= Work order =
From the records below, copy every line that contains the word "JSON".

= Supplied records =
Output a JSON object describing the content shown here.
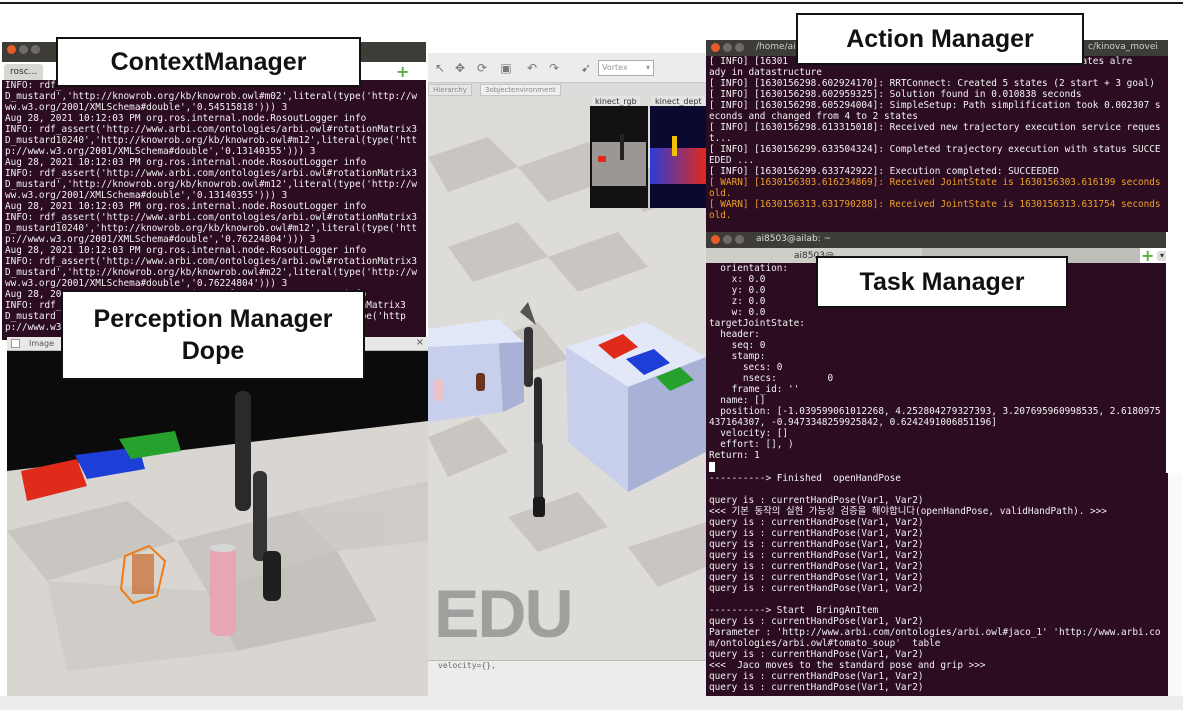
{
  "labels": {
    "context_manager": "ContextManager",
    "action_manager": "Action Manager",
    "task_manager": "Task Manager",
    "perception_manager_line1": "Perception Manager",
    "perception_manager_line2": "Dope"
  },
  "watermark": "EDU",
  "context_terminal": {
    "tab_label": "rosc...",
    "lines": [
      "INFO: rdf_",
      "D_mustard','http://knowrob.org/kb/knowrob.owl#m02',literal(type('http://w",
      "ww.w3.org/2001/XMLSchema#double','0.54515818'))) 3",
      "Aug 28, 2021 10:12:03 PM org.ros.internal.node.RosoutLogger info",
      "INFO: rdf_assert('http://www.arbi.com/ontologies/arbi.owl#rotationMatrix3",
      "D_mustard10240','http://knowrob.org/kb/knowrob.owl#m12',literal(type('htt",
      "p://www.w3.org/2001/XMLSchema#double','0.13140355'))) 3",
      "Aug 28, 2021 10:12:03 PM org.ros.internal.node.RosoutLogger info",
      "INFO: rdf_assert('http://www.arbi.com/ontologies/arbi.owl#rotationMatrix3",
      "D_mustard','http://knowrob.org/kb/knowrob.owl#m12',literal(type('http://w",
      "ww.w3.org/2001/XMLSchema#double','0.13140355'))) 3",
      "Aug 28, 2021 10:12:03 PM org.ros.internal.node.RosoutLogger info",
      "INFO: rdf_assert('http://www.arbi.com/ontologies/arbi.owl#rotationMatrix3",
      "D_mustard10240','http://knowrob.org/kb/knowrob.owl#m12',literal(type('htt",
      "p://www.w3.org/2001/XMLSchema#double','0.76224804'))) 3",
      "Aug 28, 2021 10:12:03 PM org.ros.internal.node.RosoutLogger info",
      "INFO: rdf_assert('http://www.arbi.com/ontologies/arbi.owl#rotationMatrix3",
      "D_mustard','http://knowrob.org/kb/knowrob.owl#m22',literal(type('http://w",
      "ww.w3.org/2001/XMLSchema#double','0.76224804'))) 3",
      "Aug 28, 2021 10:12:03 PM org.ros.internal.node.RosoutLogger info",
      "INFO: rdf_                                                   ionMatrix3",
      "D_mustard                                                    type('http",
      "p://www.w3"
    ]
  },
  "action_terminal": {
    "title": "/home/ai",
    "title_suffix": "c/kinova_movei",
    "lines": [
      "[ INFO] [16301                                                1 states alre",
      "ady in datastructure",
      "[ INFO] [1630156298.602924170]: RRTConnect: Created 5 states (2 start + 3 goal)",
      "[ INFO] [1630156298.602959325]: Solution found in 0.010838 seconds",
      "[ INFO] [1630156298.605294004]: SimpleSetup: Path simplification took 0.002307 s",
      "econds and changed from 4 to 2 states",
      "[ INFO] [1630156298.613315018]: Received new trajectory execution service reques",
      "t...",
      "[ INFO] [1630156299.633504324]: Completed trajectory execution with status SUCCE",
      "EDED ...",
      "[ INFO] [1630156299.633742922]: Execution completed: SUCCEEDED"
    ],
    "warn_lines": [
      "[ WARN] [1630156303.616234869]: Received JointState is 1630156303.616199 seconds",
      "old.",
      "[ WARN] [1630156313.631790288]: Received JointState is 1630156313.631754 seconds",
      "old."
    ]
  },
  "task_terminal": {
    "title": "ai8503@ailab: ~",
    "tab_left": "ai8503@",
    "tab_left2": "ai8503",
    "lines": [
      "  orientation:",
      "    x: 0.0",
      "    y: 0.0",
      "    z: 0.0",
      "    w: 0.0",
      "targetJointState:",
      "  header:",
      "    seq: 0",
      "    stamp:",
      "      secs: 0",
      "      nsecs:         0",
      "    frame_id: ''",
      "  name: []",
      "  position: [-1.039599061012268, 4.252804279327393, 3.207695960998535, 2.6180975",
      "437164307, -0.9473348259925842, 0.6242491006851196]",
      "  velocity: []",
      "  effort: [], )",
      "Return: 1"
    ]
  },
  "bottom_terminal": {
    "lines": [
      "----------> Finished  openHandPose",
      "",
      "query is : currentHandPose(Var1, Var2)",
      "<<< 기본 동작의 실현 가능성 검증을 해야합니다(openHandPose, validHandPath). >>>",
      "query is : currentHandPose(Var1, Var2)",
      "query is : currentHandPose(Var1, Var2)",
      "query is : currentHandPose(Var1, Var2)",
      "query is : currentHandPose(Var1, Var2)",
      "query is : currentHandPose(Var1, Var2)",
      "query is : currentHandPose(Var1, Var2)",
      "query is : currentHandPose(Var1, Var2)",
      "",
      "----------> Start  BringAnItem",
      "query is : currentHandPose(Var1, Var2)",
      "Parameter : 'http://www.arbi.com/ontologies/arbi.owl#jaco_1' 'http://www.arbi.co",
      "m/ontologies/arbi.owl#tomato_soup'  table",
      "query is : currentHandPose(Var1, Var2)",
      "<<<  Jaco moves to the standard pose and grip >>>",
      "query is : currentHandPose(Var1, Var2)",
      "query is : currentHandPose(Var1, Var2)"
    ]
  },
  "gazebo": {
    "tab1": "Hierarchy",
    "tab2": "3objectenvironment",
    "engine": "Vortex",
    "cam1": "kinect_rgb",
    "cam2": "kinect_dept",
    "velocity_text": "velocity={},"
  },
  "image_window": {
    "title": "Image"
  }
}
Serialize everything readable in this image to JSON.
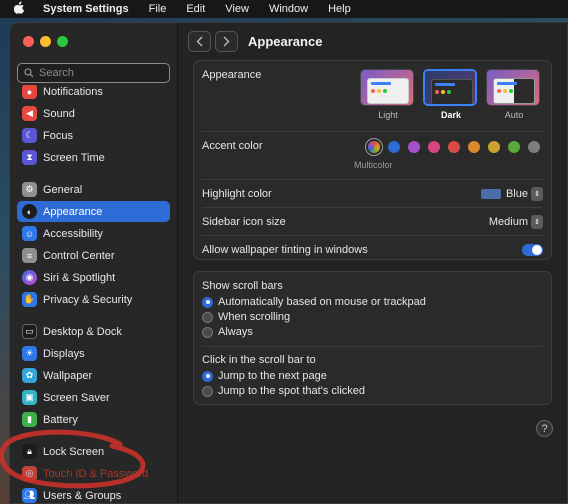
{
  "menubar": {
    "apple_icon": "apple-logo-icon",
    "items": [
      "System Settings",
      "File",
      "Edit",
      "View",
      "Window",
      "Help"
    ]
  },
  "search": {
    "placeholder": "Search"
  },
  "sidebar": {
    "items": [
      {
        "label": "Notifications",
        "icon": "bell-icon",
        "color": "#e5483f"
      },
      {
        "label": "Sound",
        "icon": "speaker-icon",
        "color": "#e5483f"
      },
      {
        "label": "Focus",
        "icon": "moon-icon",
        "color": "#5b56d6"
      },
      {
        "label": "Screen Time",
        "icon": "hourglass-icon",
        "color": "#5b56d6"
      },
      {
        "label": "General",
        "icon": "gear-icon",
        "color": "#8e8e93"
      },
      {
        "label": "Appearance",
        "icon": "appearance-icon",
        "color": "#1c1c1c"
      },
      {
        "label": "Accessibility",
        "icon": "accessibility-icon",
        "color": "#2f78e8"
      },
      {
        "label": "Control Center",
        "icon": "control-center-icon",
        "color": "#8e8e93"
      },
      {
        "label": "Siri & Spotlight",
        "icon": "siri-icon",
        "color": "#b64ad8"
      },
      {
        "label": "Privacy & Security",
        "icon": "hand-icon",
        "color": "#2f78e8"
      },
      {
        "label": "Desktop & Dock",
        "icon": "dock-icon",
        "color": "#1c1c1c"
      },
      {
        "label": "Displays",
        "icon": "sun-icon",
        "color": "#2f78e8"
      },
      {
        "label": "Wallpaper",
        "icon": "flower-icon",
        "color": "#35a4d8"
      },
      {
        "label": "Screen Saver",
        "icon": "screensaver-icon",
        "color": "#35b4c8"
      },
      {
        "label": "Battery",
        "icon": "battery-icon",
        "color": "#3cb04a"
      },
      {
        "label": "Lock Screen",
        "icon": "lock-icon",
        "color": "#1c1c1c"
      },
      {
        "label": "Touch ID & Password",
        "icon": "fingerprint-icon",
        "color": "#e5483f"
      },
      {
        "label": "Users & Groups",
        "icon": "users-icon",
        "color": "#2f78e8"
      }
    ],
    "selected": "Appearance"
  },
  "header": {
    "title": "Appearance"
  },
  "appearance": {
    "label": "Appearance",
    "options": [
      {
        "label": "Light",
        "selected": false
      },
      {
        "label": "Dark",
        "selected": true
      },
      {
        "label": "Auto",
        "selected": false
      }
    ]
  },
  "accent": {
    "label": "Accent color",
    "selected_caption": "Multicolor",
    "colors": [
      "multicolor",
      "#2f6bd6",
      "#a550c8",
      "#d6457f",
      "#d84b45",
      "#d98a2c",
      "#c9a12c",
      "#5aa83a",
      "#7d7d7d"
    ]
  },
  "highlight": {
    "label": "Highlight color",
    "value": "Blue",
    "swatch": "#4a6ea8"
  },
  "sidebar_icon_size": {
    "label": "Sidebar icon size",
    "value": "Medium"
  },
  "wallpaper_tinting": {
    "label": "Allow wallpaper tinting in windows",
    "enabled": true
  },
  "scroll_bars": {
    "label": "Show scroll bars",
    "options": [
      {
        "label": "Automatically based on mouse or trackpad",
        "selected": true
      },
      {
        "label": "When scrolling",
        "selected": false
      },
      {
        "label": "Always",
        "selected": false
      }
    ]
  },
  "scroll_click": {
    "label": "Click in the scroll bar to",
    "options": [
      {
        "label": "Jump to the next page",
        "selected": true
      },
      {
        "label": "Jump to the spot that's clicked",
        "selected": false
      }
    ]
  },
  "help": {
    "label": "?"
  },
  "annotation_color": "#c8322a"
}
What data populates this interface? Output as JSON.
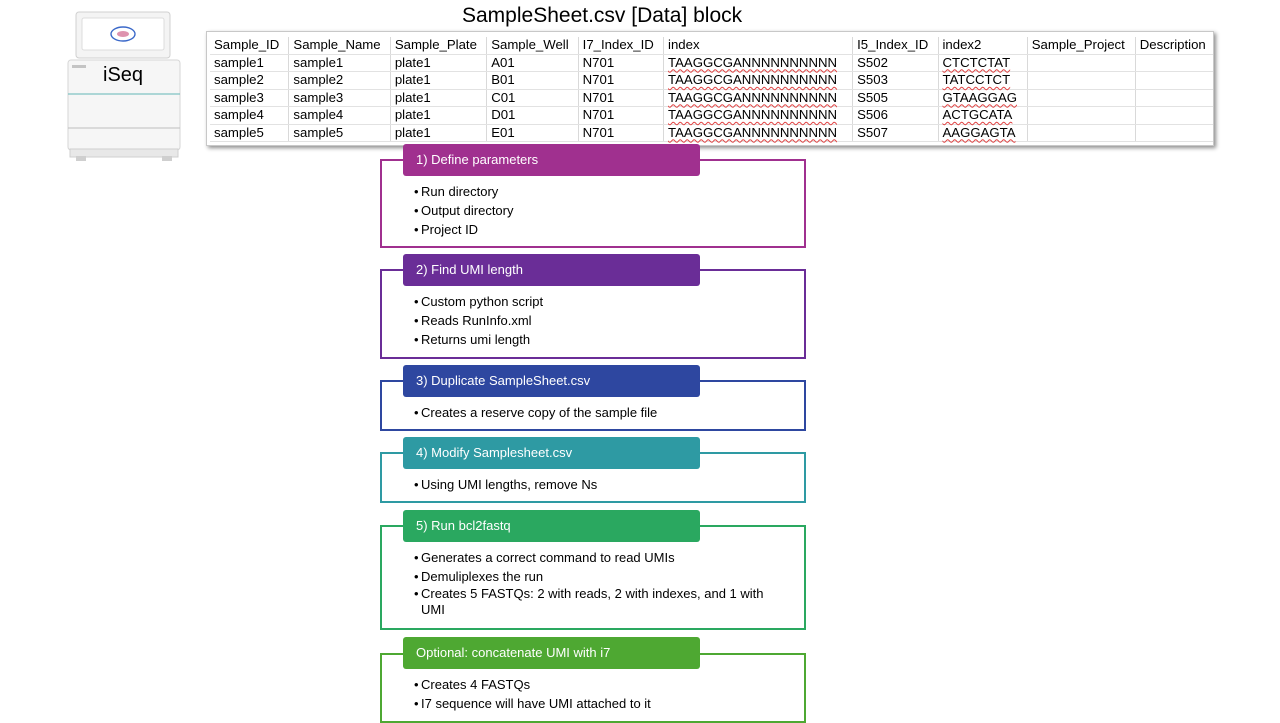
{
  "title": "SampleSheet.csv [Data] block",
  "instrument": {
    "label": "iSeq"
  },
  "table": {
    "headers": [
      "Sample_ID",
      "Sample_Name",
      "Sample_Plate",
      "Sample_Well",
      "I7_Index_ID",
      "index",
      "I5_Index_ID",
      "index2",
      "Sample_Project",
      "Description"
    ],
    "rows": [
      [
        "sample1",
        "sample1",
        "plate1",
        "A01",
        "N701",
        "TAAGGCGANNNNNNNNNN",
        "S502",
        "CTCTCTAT",
        "",
        ""
      ],
      [
        "sample2",
        "sample2",
        "plate1",
        "B01",
        "N701",
        "TAAGGCGANNNNNNNNNN",
        "S503",
        "TATCCTCT",
        "",
        ""
      ],
      [
        "sample3",
        "sample3",
        "plate1",
        "C01",
        "N701",
        "TAAGGCGANNNNNNNNNN",
        "S505",
        "GTAAGGAG",
        "",
        ""
      ],
      [
        "sample4",
        "sample4",
        "plate1",
        "D01",
        "N701",
        "TAAGGCGANNNNNNNNNN",
        "S506",
        "ACTGCATA",
        "",
        ""
      ],
      [
        "sample5",
        "sample5",
        "plate1",
        "E01",
        "N701",
        "TAAGGCGANNNNNNNNNN",
        "S507",
        "AAGGAGTA",
        "",
        ""
      ]
    ]
  },
  "steps": [
    {
      "title": "1) Define parameters",
      "color": "#a0308f",
      "items": [
        "Run directory",
        "Output directory",
        "Project ID"
      ]
    },
    {
      "title": "2) Find UMI length",
      "color": "#6a2d97",
      "items": [
        "Custom python script",
        "Reads RunInfo.xml",
        "Returns umi length"
      ]
    },
    {
      "title": "3) Duplicate SampleSheet.csv",
      "color": "#2e47a0",
      "items": [
        "Creates a reserve copy of the sample file"
      ]
    },
    {
      "title": "4) Modify Samplesheet.csv",
      "color": "#2e9aa3",
      "items": [
        "Using UMI lengths, remove Ns"
      ]
    },
    {
      "title": "5) Run bcl2fastq",
      "color": "#2aa860",
      "items": [
        "Generates a correct command to read UMIs",
        "Demuliplexes the run",
        "Creates 5 FASTQs: 2 with reads, 2 with indexes, and 1 with UMI"
      ]
    },
    {
      "title": "Optional: concatenate UMI with i7",
      "color": "#4ea832",
      "items": [
        "Creates 4 FASTQs",
        "I7 sequence will have UMI attached to it"
      ]
    }
  ]
}
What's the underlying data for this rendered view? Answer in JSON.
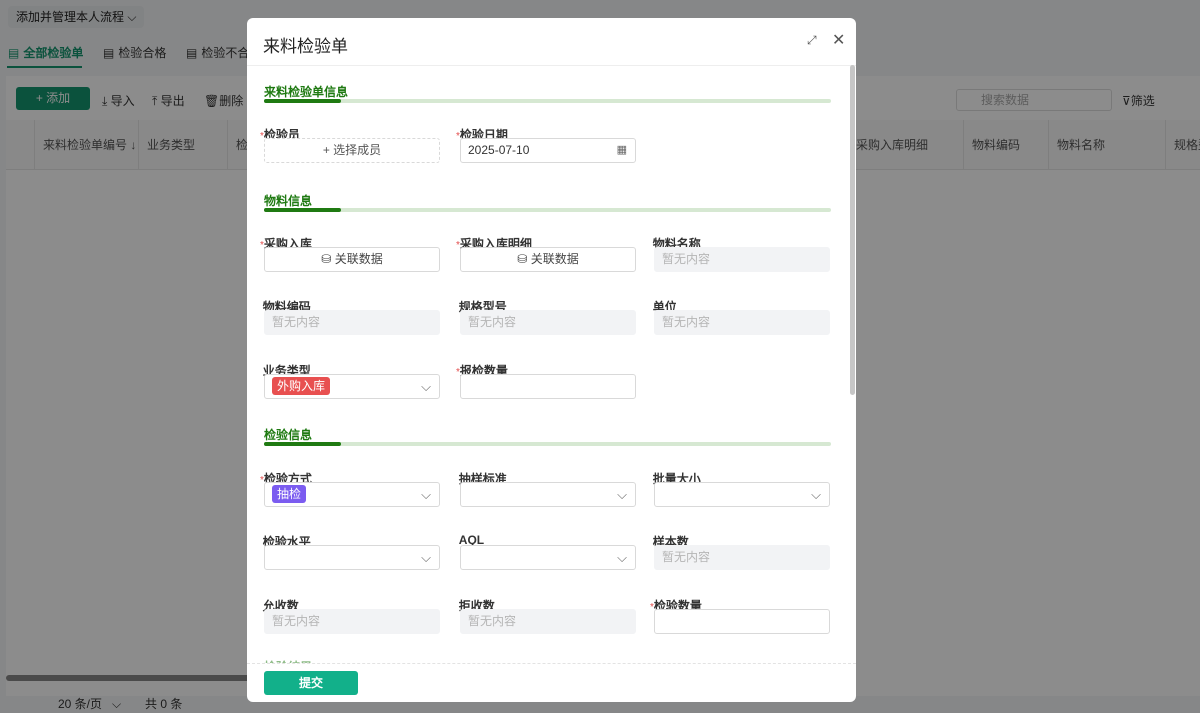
{
  "app": {
    "flow_button": "添加并管理本人流程",
    "tabs": [
      {
        "label": "全部检验单"
      },
      {
        "label": "检验合格"
      },
      {
        "label": "检验不合格"
      }
    ],
    "toolbar": {
      "add": "添加",
      "import": "导入",
      "export": "导出",
      "delete": "删除",
      "search_placeholder": "搜索数据",
      "filter": "筛选"
    },
    "columns": [
      "来料检验单编号",
      "业务类型",
      "检",
      "采购入库明细",
      "物料编码",
      "物料名称",
      "规格型号"
    ],
    "pagination": {
      "page_size": "20 条/页",
      "total": "共 0 条"
    }
  },
  "modal": {
    "title": "来料检验单",
    "sections": {
      "s1": "来料检验单信息",
      "s2": "物料信息",
      "s3": "检验信息",
      "s4": "检验结果"
    },
    "fields": {
      "inspector": {
        "label": "检验员",
        "value": "+ 选择成员"
      },
      "date": {
        "label": "检验日期",
        "value": "2025-07-10"
      },
      "purchase_in": {
        "label": "采购入库",
        "value": "关联数据"
      },
      "purchase_in_detail": {
        "label": "采购入库明细",
        "value": "关联数据"
      },
      "material_name": {
        "label": "物料名称",
        "value": "暂无内容"
      },
      "material_code": {
        "label": "物料编码",
        "value": "暂无内容"
      },
      "spec": {
        "label": "规格型号",
        "value": "暂无内容"
      },
      "unit": {
        "label": "单位",
        "value": "暂无内容"
      },
      "biz_type": {
        "label": "业务类型",
        "value": "外购入库"
      },
      "report_qty": {
        "label": "报检数量",
        "value": ""
      },
      "method": {
        "label": "检验方式",
        "value": "抽检"
      },
      "sampling_std": {
        "label": "抽样标准",
        "value": ""
      },
      "batch_size": {
        "label": "批量大小",
        "value": ""
      },
      "level": {
        "label": "检验水平",
        "value": ""
      },
      "aql": {
        "label": "AQL",
        "value": ""
      },
      "sample_count": {
        "label": "样本数",
        "value": "暂无内容"
      },
      "accept": {
        "label": "允收数",
        "value": "暂无内容"
      },
      "reject": {
        "label": "拒收数",
        "value": "暂无内容"
      },
      "inspect_qty": {
        "label": "检验数量",
        "value": ""
      }
    },
    "submit": "提交",
    "colors": {
      "accent": "#12b08a",
      "section": "#1f7a12",
      "tag_red": "#e85050",
      "tag_purple": "#7b5cf0"
    }
  }
}
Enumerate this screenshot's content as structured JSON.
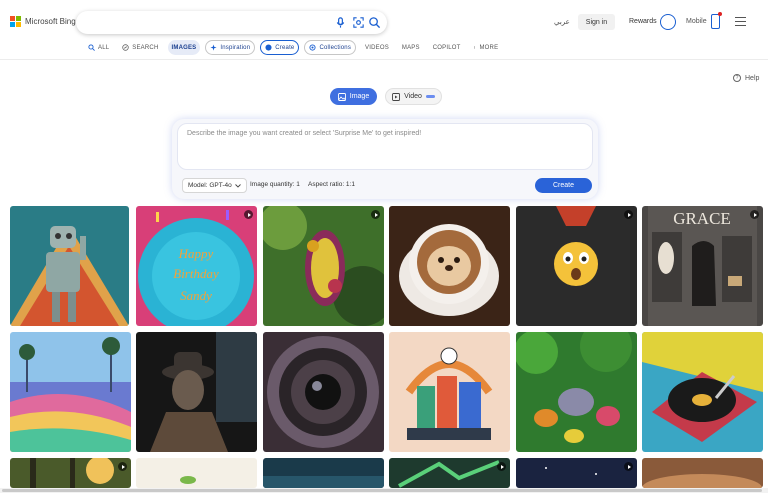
{
  "header": {
    "brand": "Microsoft Bing",
    "search_value": "",
    "language": "عربي",
    "signin_label": "Sign in",
    "rewards_label": "Rewards",
    "mobile_label": "Mobile"
  },
  "scopes": [
    {
      "label": "ALL",
      "icon": "search-icon"
    },
    {
      "label": "SEARCH",
      "icon": "copilot-icon"
    },
    {
      "label": "IMAGES",
      "icon": ""
    },
    {
      "label": "Inspiration",
      "icon": "sparkle-icon"
    },
    {
      "label": "Create",
      "icon": "create-icon"
    },
    {
      "label": "Collections",
      "icon": "collections-icon"
    },
    {
      "label": "VIDEOS",
      "icon": ""
    },
    {
      "label": "MAPS",
      "icon": ""
    },
    {
      "label": "COPILOT",
      "icon": ""
    },
    {
      "label": "MORE",
      "icon": "more-vertical-icon"
    }
  ],
  "help_label": "Help",
  "mode": {
    "image_label": "Image",
    "video_label": "Video"
  },
  "prompt": {
    "placeholder": "Describe the image you want created or select 'Surprise Me' to get inspired!",
    "model_label": "Model: GPT-4o",
    "quantity_label": "Image quantity: 1",
    "ratio_label": "Aspect ratio: 1:1",
    "create_label": "Create"
  },
  "gallery": [
    {
      "name": "robot-pop-art",
      "video": false
    },
    {
      "name": "happy-birthday-sandy-cake",
      "video": true,
      "text": "Happy Birthday Sandy"
    },
    {
      "name": "flower-bee-macro",
      "video": true
    },
    {
      "name": "otter-latte-art",
      "video": false
    },
    {
      "name": "surprised-emoji",
      "video": true
    },
    {
      "name": "grace-dog-locker",
      "video": true,
      "text": "GRACE"
    },
    {
      "name": "rainbow-palm-landscape",
      "video": false
    },
    {
      "name": "detective-dog",
      "video": false
    },
    {
      "name": "camera-lens-closeup",
      "video": false
    },
    {
      "name": "isometric-city-clock",
      "video": false
    },
    {
      "name": "jungle-animals",
      "video": false
    },
    {
      "name": "pop-art-turntable",
      "video": false
    }
  ],
  "colors": {
    "accent": "#2a63d8",
    "image_toggle": "#3f6fe0"
  }
}
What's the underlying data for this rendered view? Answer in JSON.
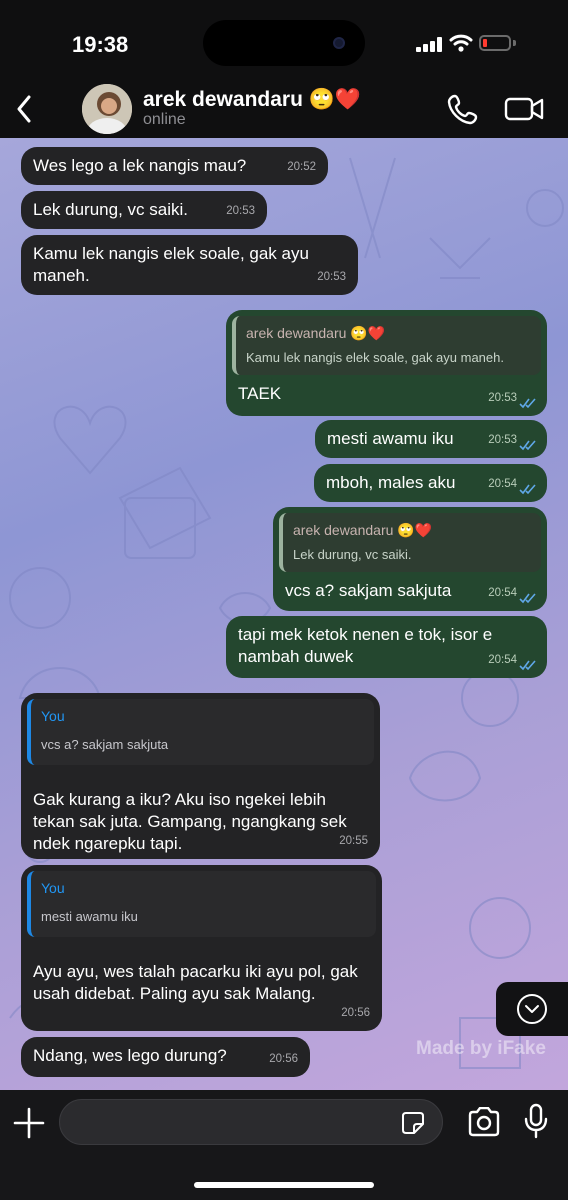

= Output of the task =
Output a JSON object describing the content shown here.
Serialize everything readable in this image to JSON.
What data populates this interface? Output as JSON.
What's the underlying data for this rendered view? Answer in JSON.
Enumerate this screenshot's content as structured JSON.
What's the underlying data for this rendered view? Answer in JSON.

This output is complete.